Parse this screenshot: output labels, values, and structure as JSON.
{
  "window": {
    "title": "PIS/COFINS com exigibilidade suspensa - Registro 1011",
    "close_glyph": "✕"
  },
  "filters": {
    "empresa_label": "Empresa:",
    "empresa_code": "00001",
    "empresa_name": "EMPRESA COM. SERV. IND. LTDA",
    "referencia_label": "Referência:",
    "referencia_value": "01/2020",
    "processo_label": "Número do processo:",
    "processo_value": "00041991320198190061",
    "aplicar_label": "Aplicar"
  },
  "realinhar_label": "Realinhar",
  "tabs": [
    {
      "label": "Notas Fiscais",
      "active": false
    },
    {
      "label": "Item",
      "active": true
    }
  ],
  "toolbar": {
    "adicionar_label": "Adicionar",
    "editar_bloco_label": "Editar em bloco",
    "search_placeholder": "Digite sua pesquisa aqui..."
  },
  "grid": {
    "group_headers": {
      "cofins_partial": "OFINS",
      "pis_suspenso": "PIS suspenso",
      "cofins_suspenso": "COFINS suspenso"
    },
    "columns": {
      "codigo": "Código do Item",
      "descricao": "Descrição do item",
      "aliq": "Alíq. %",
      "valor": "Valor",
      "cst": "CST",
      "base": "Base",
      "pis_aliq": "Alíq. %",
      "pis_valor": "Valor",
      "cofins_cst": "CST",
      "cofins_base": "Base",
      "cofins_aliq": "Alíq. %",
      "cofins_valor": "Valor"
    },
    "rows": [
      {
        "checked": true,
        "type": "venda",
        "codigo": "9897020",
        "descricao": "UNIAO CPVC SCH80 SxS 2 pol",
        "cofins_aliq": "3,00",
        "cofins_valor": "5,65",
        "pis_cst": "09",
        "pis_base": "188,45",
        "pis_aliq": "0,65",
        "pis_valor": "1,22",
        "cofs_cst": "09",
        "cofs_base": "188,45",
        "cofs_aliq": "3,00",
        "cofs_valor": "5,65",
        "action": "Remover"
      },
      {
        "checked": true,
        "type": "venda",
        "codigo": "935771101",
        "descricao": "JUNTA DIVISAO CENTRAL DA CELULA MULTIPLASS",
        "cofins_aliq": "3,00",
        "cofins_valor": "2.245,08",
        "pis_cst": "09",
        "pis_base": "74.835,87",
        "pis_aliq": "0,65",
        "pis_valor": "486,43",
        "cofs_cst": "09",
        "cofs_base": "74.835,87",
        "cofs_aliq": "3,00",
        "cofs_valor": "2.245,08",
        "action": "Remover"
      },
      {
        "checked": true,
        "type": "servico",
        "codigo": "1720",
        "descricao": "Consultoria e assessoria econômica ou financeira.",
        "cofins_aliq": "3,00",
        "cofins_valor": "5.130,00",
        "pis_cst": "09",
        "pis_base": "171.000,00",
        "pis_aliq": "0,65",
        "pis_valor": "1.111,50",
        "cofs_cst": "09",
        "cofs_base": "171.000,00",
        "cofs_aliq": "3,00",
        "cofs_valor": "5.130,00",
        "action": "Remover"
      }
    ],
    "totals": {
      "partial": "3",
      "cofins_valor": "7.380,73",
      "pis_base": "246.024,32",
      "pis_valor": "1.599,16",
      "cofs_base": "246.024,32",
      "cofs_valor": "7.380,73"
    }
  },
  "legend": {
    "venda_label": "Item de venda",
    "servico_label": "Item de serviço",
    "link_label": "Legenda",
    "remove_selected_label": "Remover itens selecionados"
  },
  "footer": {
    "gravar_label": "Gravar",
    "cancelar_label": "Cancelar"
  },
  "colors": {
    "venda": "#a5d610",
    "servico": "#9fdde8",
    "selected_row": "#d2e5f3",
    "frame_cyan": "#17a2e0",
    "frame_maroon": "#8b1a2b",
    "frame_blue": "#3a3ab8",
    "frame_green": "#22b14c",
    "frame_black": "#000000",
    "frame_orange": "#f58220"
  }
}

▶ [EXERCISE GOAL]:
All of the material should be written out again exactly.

▶ [WRITTEN RESPONSE]:
Parse this screenshot: output labels, values, and structure as JSON.
{
  "window": {
    "title": "PIS/COFINS com exigibilidade suspensa - Registro 1011",
    "close_glyph": "✕"
  },
  "filters": {
    "empresa_label": "Empresa:",
    "empresa_code": "00001",
    "empresa_name": "EMPRESA COM. SERV. IND. LTDA",
    "referencia_label": "Referência:",
    "referencia_value": "01/2020",
    "processo_label": "Número do processo:",
    "processo_value": "00041991320198190061",
    "aplicar_label": "Aplicar"
  },
  "realinhar_label": "Realinhar",
  "tabs": [
    {
      "label": "Notas Fiscais",
      "active": false
    },
    {
      "label": "Item",
      "active": true
    }
  ],
  "toolbar": {
    "adicionar_label": "Adicionar",
    "editar_bloco_label": "Editar em bloco",
    "search_placeholder": "Digite sua pesquisa aqui..."
  },
  "grid": {
    "group_headers": {
      "cofins_partial": "OFINS",
      "pis_suspenso": "PIS suspenso",
      "cofins_suspenso": "COFINS suspenso"
    },
    "columns": {
      "codigo": "Código do Item",
      "descricao": "Descrição do item",
      "aliq": "Alíq. %",
      "valor": "Valor",
      "cst": "CST",
      "base": "Base",
      "pis_aliq": "Alíq. %",
      "pis_valor": "Valor",
      "cofins_cst": "CST",
      "cofins_base": "Base",
      "cofins_aliq": "Alíq. %",
      "cofins_valor": "Valor"
    },
    "rows": [
      {
        "checked": true,
        "type": "venda",
        "codigo": "9897020",
        "descricao": "UNIAO CPVC SCH80 SxS 2 pol",
        "cofins_aliq": "3,00",
        "cofins_valor": "5,65",
        "pis_cst": "09",
        "pis_base": "188,45",
        "pis_aliq": "0,65",
        "pis_valor": "1,22",
        "cofs_cst": "09",
        "cofs_base": "188,45",
        "cofs_aliq": "3,00",
        "cofs_valor": "5,65",
        "action": "Remover"
      },
      {
        "checked": true,
        "type": "venda",
        "codigo": "935771101",
        "descricao": "JUNTA DIVISAO CENTRAL DA CELULA MULTIPLASS",
        "cofins_aliq": "3,00",
        "cofins_valor": "2.245,08",
        "pis_cst": "09",
        "pis_base": "74.835,87",
        "pis_aliq": "0,65",
        "pis_valor": "486,43",
        "cofs_cst": "09",
        "cofs_base": "74.835,87",
        "cofs_aliq": "3,00",
        "cofs_valor": "2.245,08",
        "action": "Remover"
      },
      {
        "checked": true,
        "type": "servico",
        "codigo": "1720",
        "descricao": "Consultoria e assessoria econômica ou financeira.",
        "cofins_aliq": "3,00",
        "cofins_valor": "5.130,00",
        "pis_cst": "09",
        "pis_base": "171.000,00",
        "pis_aliq": "0,65",
        "pis_valor": "1.111,50",
        "cofs_cst": "09",
        "cofs_base": "171.000,00",
        "cofs_aliq": "3,00",
        "cofs_valor": "5.130,00",
        "action": "Remover"
      }
    ],
    "totals": {
      "partial": "3",
      "cofins_valor": "7.380,73",
      "pis_base": "246.024,32",
      "pis_valor": "1.599,16",
      "cofs_base": "246.024,32",
      "cofs_valor": "7.380,73"
    }
  },
  "legend": {
    "venda_label": "Item de venda",
    "servico_label": "Item de serviço",
    "link_label": "Legenda",
    "remove_selected_label": "Remover itens selecionados"
  },
  "footer": {
    "gravar_label": "Gravar",
    "cancelar_label": "Cancelar"
  },
  "colors": {
    "venda": "#a5d610",
    "servico": "#9fdde8",
    "selected_row": "#d2e5f3",
    "frame_cyan": "#17a2e0",
    "frame_maroon": "#8b1a2b",
    "frame_blue": "#3a3ab8",
    "frame_green": "#22b14c",
    "frame_black": "#000000",
    "frame_orange": "#f58220"
  }
}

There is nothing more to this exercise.